▸ Instructions for the task
Copy the data exactly. Leave nothing out.

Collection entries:
*** Begin section ***

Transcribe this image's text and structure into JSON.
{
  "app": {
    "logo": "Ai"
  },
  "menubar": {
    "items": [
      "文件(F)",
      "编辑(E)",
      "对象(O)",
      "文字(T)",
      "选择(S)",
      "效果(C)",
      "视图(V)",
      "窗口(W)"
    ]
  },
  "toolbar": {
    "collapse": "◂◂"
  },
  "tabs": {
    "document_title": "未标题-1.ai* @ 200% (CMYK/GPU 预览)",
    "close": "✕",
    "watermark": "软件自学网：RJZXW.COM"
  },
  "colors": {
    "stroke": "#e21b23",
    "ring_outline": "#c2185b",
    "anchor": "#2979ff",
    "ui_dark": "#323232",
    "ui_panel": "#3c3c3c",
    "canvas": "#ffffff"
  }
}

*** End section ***

▸ Written solution
Transcribe this image's text and structure into JSON.
{
  "app": {
    "logo": "Ai"
  },
  "menubar": {
    "items": [
      "文件(F)",
      "编辑(E)",
      "对象(O)",
      "文字(T)",
      "选择(S)",
      "效果(C)",
      "视图(V)",
      "窗口(W)"
    ]
  },
  "toolbar": {
    "collapse": "◂◂"
  },
  "tabs": {
    "document_title": "未标题-1.ai* @ 200% (CMYK/GPU 预览)",
    "close": "✕",
    "watermark": "软件自学网：RJZXW.COM"
  },
  "colors": {
    "stroke": "#e21b23",
    "ring_outline": "#c2185b",
    "anchor": "#2979ff",
    "ui_dark": "#323232",
    "ui_panel": "#3c3c3c",
    "canvas": "#ffffff"
  }
}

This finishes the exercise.